Ranking is determined according to the time and date of registration of the mortgage instrument at the Malta Ship Registry, which is confirmed by the Registrar of Ships upon the delivery of instructions to register the mortgage.

Is information at the Maltese Ship Registry available to the public?

The Ship Registry is a public registry and freely accessible to the general public. The Ship Registry is not however a remotely accessible registry and therefore information may only be obtained through physical searches conducted at the offices of the Merchant Shipping Directorate within Transport Malta or through ordering a Transcript of Register of the particular vessel.

Does the deed of covenants need to be registered?

A deed of covenants collateral to a mortgage, whether governed by Maltese law or non-Maltese law, is not registrable. The Ship Registry does however accept the registration of an irrevocable power of attorney granted in favour of a mortgagee which is usually contained as an annex to the deed of covenants.

The benefit of registration of the irrevocable power of attorney is that it can allow for swifter enforcement in cases of default.

What are the benefits of a Maltese ship mortgage towards financiers?

There are several benefits to a Maltese ship mortgage, principal amongst which is that a mortgage is deemed to be an executive title at law, rendering the mortgage immediately enforceable without the need for any judicial proceedings. Other benefits would include the power of the mortgagee to prohibit the creation of any further mortgages, as well as to prohibit the transfer of ownership or the deletion of the vessel without the prior written consent of the mortgagee.

What are the instances in which a registered mortgage would need to be amended?

With some exceptions, there are two instances in which a registered mortgage would need to be amended in the interests of the lender:

  • where there is an increase in the amount of capital secured by the registered mortgage, which would not include any agreement to amend the rates of interest payable or the modalities for the calculation of interest; and
  • where the mortgage is to extend to secure any other obligation of the mortgage whether as principal debtor or as surety for any other person, in favour of the mortgagee.

Registration of an amendment mortgage for any other reason is optional.

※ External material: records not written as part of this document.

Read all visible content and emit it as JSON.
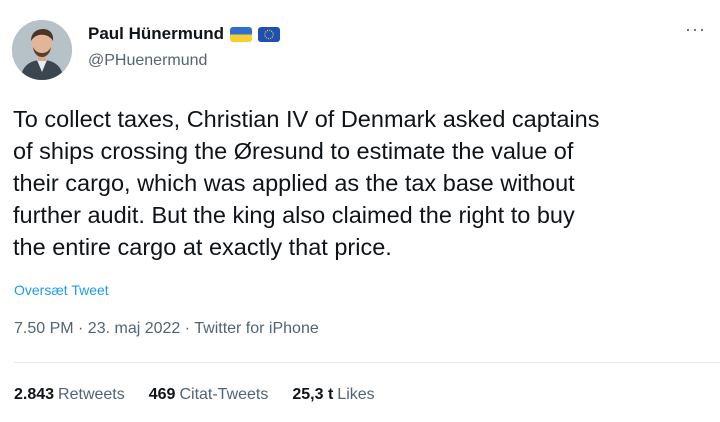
{
  "author": {
    "display_name": "Paul Hünermund",
    "handle": "@PHuenermund",
    "flags": [
      "ukraine-flag-icon",
      "eu-flag-icon"
    ]
  },
  "more_label": "···",
  "tweet": {
    "text": "To collect taxes, Christian IV of Denmark asked captains\nof ships crossing the Øresund to estimate the value of\ntheir cargo, which was applied as the tax base without\nfurther audit. But the king also claimed the right to buy\nthe entire cargo at exactly that price.",
    "translate_label": "Oversæt Tweet",
    "meta": "7.50 PM · 23. maj 2022 · Twitter for iPhone"
  },
  "stats": {
    "retweets_count": "2.843",
    "retweets_label": "Retweets",
    "quotes_count": "469",
    "quotes_label": "Citat-Tweets",
    "likes_count": "25,3 t",
    "likes_label": "Likes"
  },
  "colors": {
    "link": "#1d9bf0",
    "muted": "#536471",
    "text": "#0f1419"
  }
}
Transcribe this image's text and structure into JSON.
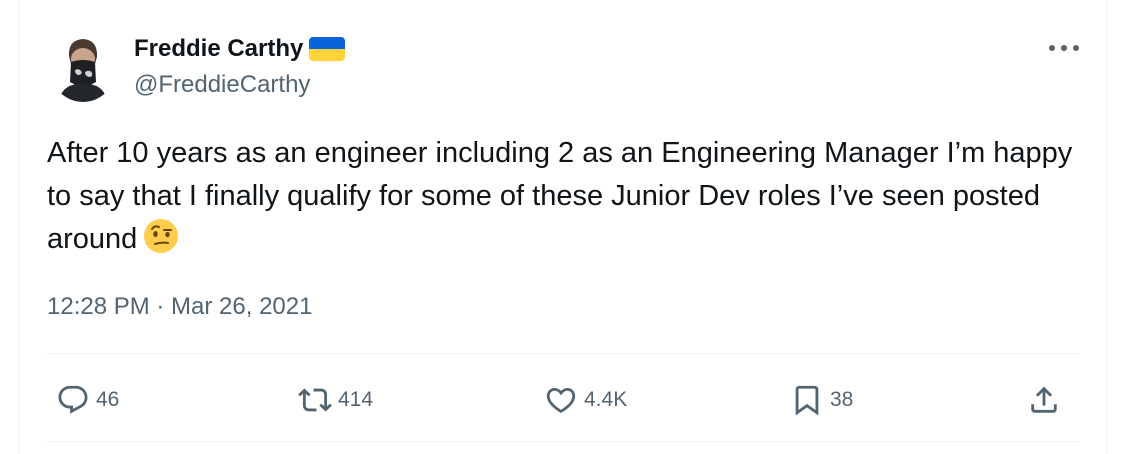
{
  "author": {
    "display_name": "Freddie Carthy",
    "handle": "@FreddieCarthy",
    "flag_icon": "ukraine-flag-icon",
    "flag_colors": [
      "#0A63D8",
      "#FFD43A"
    ]
  },
  "tweet": {
    "text": "After 10 years as an engineer including 2 as an Engineering Manager I’m happy to say that I finally qualify for some of these Junior Dev roles I’ve seen posted around",
    "emoji": "face-with-raised-eyebrow-emoji",
    "timestamp": "12:28 PM · Mar 26, 2021"
  },
  "actions": {
    "replies": "46",
    "retweets": "414",
    "likes": "4.4K",
    "bookmarks": "38"
  },
  "colors": {
    "text": "#0F1419",
    "muted": "#536471",
    "divider": "#EFF3F4"
  }
}
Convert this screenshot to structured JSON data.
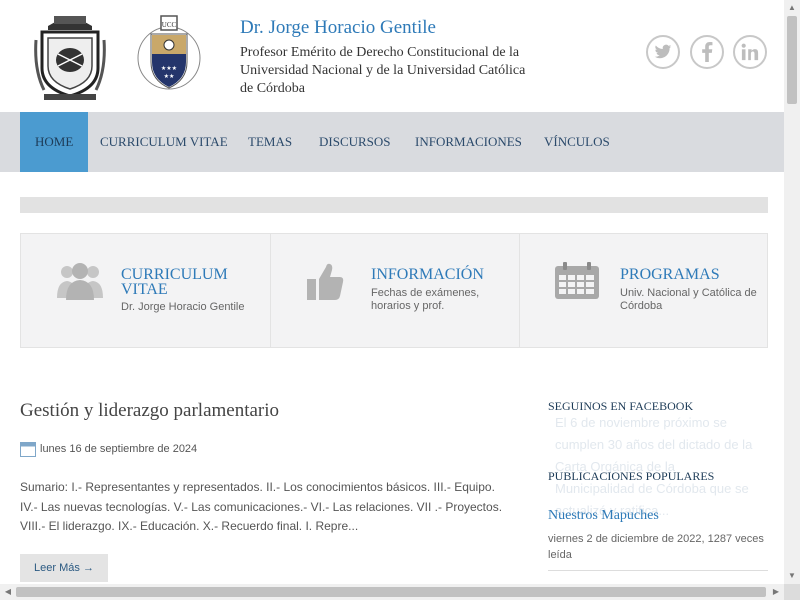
{
  "header": {
    "title": "Dr. Jorge Horacio Gentile",
    "subtitle": "Profesor Emérito de Derecho Constitucional de la Universidad Nacional y de la Universidad Católica de Córdoba",
    "ucc_logo_text": "UCC"
  },
  "social": {
    "twitter": "twitter-icon",
    "facebook": "facebook-icon",
    "linkedin": "linkedin-icon"
  },
  "nav": {
    "items": [
      "HOME",
      "CURRICULUM VITAE",
      "TEMAS",
      "DISCURSOS",
      "INFORMACIONES",
      "VÍNCULOS"
    ],
    "active": "HOME"
  },
  "features": [
    {
      "title": "CURRICULUM VITAE",
      "description": "Dr. Jorge Horacio Gentile",
      "icon": "people-icon"
    },
    {
      "title": "INFORMACIÓN",
      "description": "Fechas de exámenes, horarios y prof.",
      "icon": "thumbs-up-icon"
    },
    {
      "title": "PROGRAMAS",
      "description": "Univ. Nacional y Católica de Córdoba",
      "icon": "calendar-icon"
    }
  ],
  "article": {
    "title": "Gestión y liderazgo parlamentario",
    "date": "lunes 16 de septiembre de 2024",
    "excerpt": "Sumario: I.- Representantes y representados. II.- Los conocimientos básicos. III.- Equipo. IV.- Las nuevas tecnologías. V.- Las comunicaciones.- VI.- Las relaciones. VII .- Proyectos. VIII.- El liderazgo. IX.- Educación.  X.- Recuerdo final. I.                 Repre...",
    "read_more": "Leer Más →"
  },
  "sidebar": {
    "facebook_heading": "SEGUINOS EN FACEBOOK",
    "facebook_ghost_text": "El 6 de noviembre próximo se cumplen 30 años del dictado de la Carta Orgánica de la Municipalidad de Córdoba que se actualizó y ratifica...",
    "popular_heading": "PUBLICACIONES POPULARES",
    "popular_post": {
      "title": "Nuestros Mapuches",
      "meta": "viernes 2 de diciembre de 2022, 1287 veces leída"
    }
  },
  "colors": {
    "accent": "#2e7ab8",
    "nav_bg": "#d9dbdf",
    "nav_active": "#4b9bd0"
  }
}
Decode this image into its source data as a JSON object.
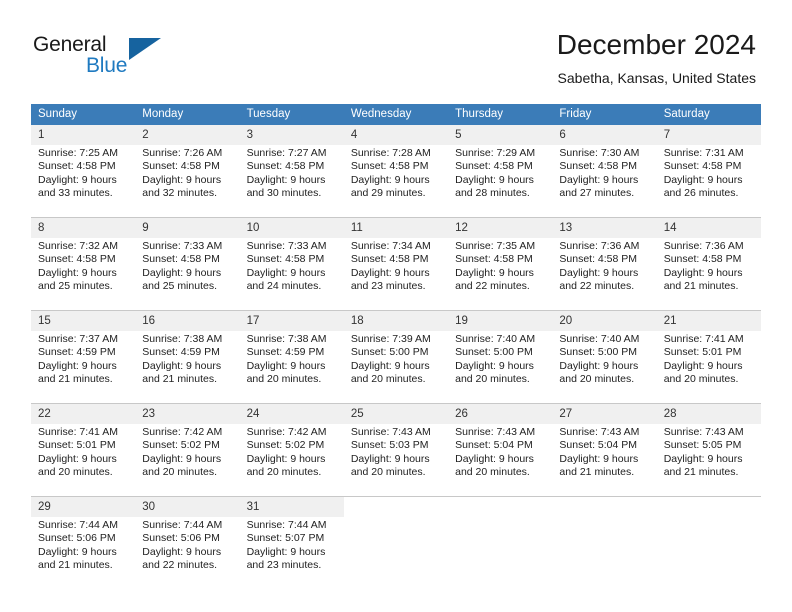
{
  "brand": {
    "name_top": "General",
    "name_bottom": "Blue",
    "triangle_color": "#16639f",
    "blue_color": "#1f7ac0"
  },
  "header": {
    "title": "December 2024",
    "subtitle": "Sabetha, Kansas, United States"
  },
  "theme": {
    "header_bg": "#3b7cb8",
    "daynum_bg": "#f0f0f0",
    "grid_line": "#c8c8c8"
  },
  "weekdays": [
    "Sunday",
    "Monday",
    "Tuesday",
    "Wednesday",
    "Thursday",
    "Friday",
    "Saturday"
  ],
  "weeks": [
    {
      "days": [
        {
          "num": "1",
          "sunrise": "Sunrise: 7:25 AM",
          "sunset": "Sunset: 4:58 PM",
          "daylight1": "Daylight: 9 hours",
          "daylight2": "and 33 minutes."
        },
        {
          "num": "2",
          "sunrise": "Sunrise: 7:26 AM",
          "sunset": "Sunset: 4:58 PM",
          "daylight1": "Daylight: 9 hours",
          "daylight2": "and 32 minutes."
        },
        {
          "num": "3",
          "sunrise": "Sunrise: 7:27 AM",
          "sunset": "Sunset: 4:58 PM",
          "daylight1": "Daylight: 9 hours",
          "daylight2": "and 30 minutes."
        },
        {
          "num": "4",
          "sunrise": "Sunrise: 7:28 AM",
          "sunset": "Sunset: 4:58 PM",
          "daylight1": "Daylight: 9 hours",
          "daylight2": "and 29 minutes."
        },
        {
          "num": "5",
          "sunrise": "Sunrise: 7:29 AM",
          "sunset": "Sunset: 4:58 PM",
          "daylight1": "Daylight: 9 hours",
          "daylight2": "and 28 minutes."
        },
        {
          "num": "6",
          "sunrise": "Sunrise: 7:30 AM",
          "sunset": "Sunset: 4:58 PM",
          "daylight1": "Daylight: 9 hours",
          "daylight2": "and 27 minutes."
        },
        {
          "num": "7",
          "sunrise": "Sunrise: 7:31 AM",
          "sunset": "Sunset: 4:58 PM",
          "daylight1": "Daylight: 9 hours",
          "daylight2": "and 26 minutes."
        }
      ]
    },
    {
      "days": [
        {
          "num": "8",
          "sunrise": "Sunrise: 7:32 AM",
          "sunset": "Sunset: 4:58 PM",
          "daylight1": "Daylight: 9 hours",
          "daylight2": "and 25 minutes."
        },
        {
          "num": "9",
          "sunrise": "Sunrise: 7:33 AM",
          "sunset": "Sunset: 4:58 PM",
          "daylight1": "Daylight: 9 hours",
          "daylight2": "and 25 minutes."
        },
        {
          "num": "10",
          "sunrise": "Sunrise: 7:33 AM",
          "sunset": "Sunset: 4:58 PM",
          "daylight1": "Daylight: 9 hours",
          "daylight2": "and 24 minutes."
        },
        {
          "num": "11",
          "sunrise": "Sunrise: 7:34 AM",
          "sunset": "Sunset: 4:58 PM",
          "daylight1": "Daylight: 9 hours",
          "daylight2": "and 23 minutes."
        },
        {
          "num": "12",
          "sunrise": "Sunrise: 7:35 AM",
          "sunset": "Sunset: 4:58 PM",
          "daylight1": "Daylight: 9 hours",
          "daylight2": "and 22 minutes."
        },
        {
          "num": "13",
          "sunrise": "Sunrise: 7:36 AM",
          "sunset": "Sunset: 4:58 PM",
          "daylight1": "Daylight: 9 hours",
          "daylight2": "and 22 minutes."
        },
        {
          "num": "14",
          "sunrise": "Sunrise: 7:36 AM",
          "sunset": "Sunset: 4:58 PM",
          "daylight1": "Daylight: 9 hours",
          "daylight2": "and 21 minutes."
        }
      ]
    },
    {
      "days": [
        {
          "num": "15",
          "sunrise": "Sunrise: 7:37 AM",
          "sunset": "Sunset: 4:59 PM",
          "daylight1": "Daylight: 9 hours",
          "daylight2": "and 21 minutes."
        },
        {
          "num": "16",
          "sunrise": "Sunrise: 7:38 AM",
          "sunset": "Sunset: 4:59 PM",
          "daylight1": "Daylight: 9 hours",
          "daylight2": "and 21 minutes."
        },
        {
          "num": "17",
          "sunrise": "Sunrise: 7:38 AM",
          "sunset": "Sunset: 4:59 PM",
          "daylight1": "Daylight: 9 hours",
          "daylight2": "and 20 minutes."
        },
        {
          "num": "18",
          "sunrise": "Sunrise: 7:39 AM",
          "sunset": "Sunset: 5:00 PM",
          "daylight1": "Daylight: 9 hours",
          "daylight2": "and 20 minutes."
        },
        {
          "num": "19",
          "sunrise": "Sunrise: 7:40 AM",
          "sunset": "Sunset: 5:00 PM",
          "daylight1": "Daylight: 9 hours",
          "daylight2": "and 20 minutes."
        },
        {
          "num": "20",
          "sunrise": "Sunrise: 7:40 AM",
          "sunset": "Sunset: 5:00 PM",
          "daylight1": "Daylight: 9 hours",
          "daylight2": "and 20 minutes."
        },
        {
          "num": "21",
          "sunrise": "Sunrise: 7:41 AM",
          "sunset": "Sunset: 5:01 PM",
          "daylight1": "Daylight: 9 hours",
          "daylight2": "and 20 minutes."
        }
      ]
    },
    {
      "days": [
        {
          "num": "22",
          "sunrise": "Sunrise: 7:41 AM",
          "sunset": "Sunset: 5:01 PM",
          "daylight1": "Daylight: 9 hours",
          "daylight2": "and 20 minutes."
        },
        {
          "num": "23",
          "sunrise": "Sunrise: 7:42 AM",
          "sunset": "Sunset: 5:02 PM",
          "daylight1": "Daylight: 9 hours",
          "daylight2": "and 20 minutes."
        },
        {
          "num": "24",
          "sunrise": "Sunrise: 7:42 AM",
          "sunset": "Sunset: 5:02 PM",
          "daylight1": "Daylight: 9 hours",
          "daylight2": "and 20 minutes."
        },
        {
          "num": "25",
          "sunrise": "Sunrise: 7:43 AM",
          "sunset": "Sunset: 5:03 PM",
          "daylight1": "Daylight: 9 hours",
          "daylight2": "and 20 minutes."
        },
        {
          "num": "26",
          "sunrise": "Sunrise: 7:43 AM",
          "sunset": "Sunset: 5:04 PM",
          "daylight1": "Daylight: 9 hours",
          "daylight2": "and 20 minutes."
        },
        {
          "num": "27",
          "sunrise": "Sunrise: 7:43 AM",
          "sunset": "Sunset: 5:04 PM",
          "daylight1": "Daylight: 9 hours",
          "daylight2": "and 21 minutes."
        },
        {
          "num": "28",
          "sunrise": "Sunrise: 7:43 AM",
          "sunset": "Sunset: 5:05 PM",
          "daylight1": "Daylight: 9 hours",
          "daylight2": "and 21 minutes."
        }
      ]
    },
    {
      "days": [
        {
          "num": "29",
          "sunrise": "Sunrise: 7:44 AM",
          "sunset": "Sunset: 5:06 PM",
          "daylight1": "Daylight: 9 hours",
          "daylight2": "and 21 minutes."
        },
        {
          "num": "30",
          "sunrise": "Sunrise: 7:44 AM",
          "sunset": "Sunset: 5:06 PM",
          "daylight1": "Daylight: 9 hours",
          "daylight2": "and 22 minutes."
        },
        {
          "num": "31",
          "sunrise": "Sunrise: 7:44 AM",
          "sunset": "Sunset: 5:07 PM",
          "daylight1": "Daylight: 9 hours",
          "daylight2": "and 23 minutes."
        },
        {
          "num": "",
          "sunrise": "",
          "sunset": "",
          "daylight1": "",
          "daylight2": ""
        },
        {
          "num": "",
          "sunrise": "",
          "sunset": "",
          "daylight1": "",
          "daylight2": ""
        },
        {
          "num": "",
          "sunrise": "",
          "sunset": "",
          "daylight1": "",
          "daylight2": ""
        },
        {
          "num": "",
          "sunrise": "",
          "sunset": "",
          "daylight1": "",
          "daylight2": ""
        }
      ]
    }
  ]
}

What are the rights of the mortgagee under the registered mortgage and collateral deed of covenants?

Upon giving notice of default, the mortgagee is granted several avenues to enforce its claims, which would include the rights of the mortgagee to:

  • take possession of the mortgaged vessel;
  • seek the private sale of the mortgaged vessel;
  • demand a judicial sale by auction of the vessel in Malta; and
  • request the court to approve a private sale of the vessel.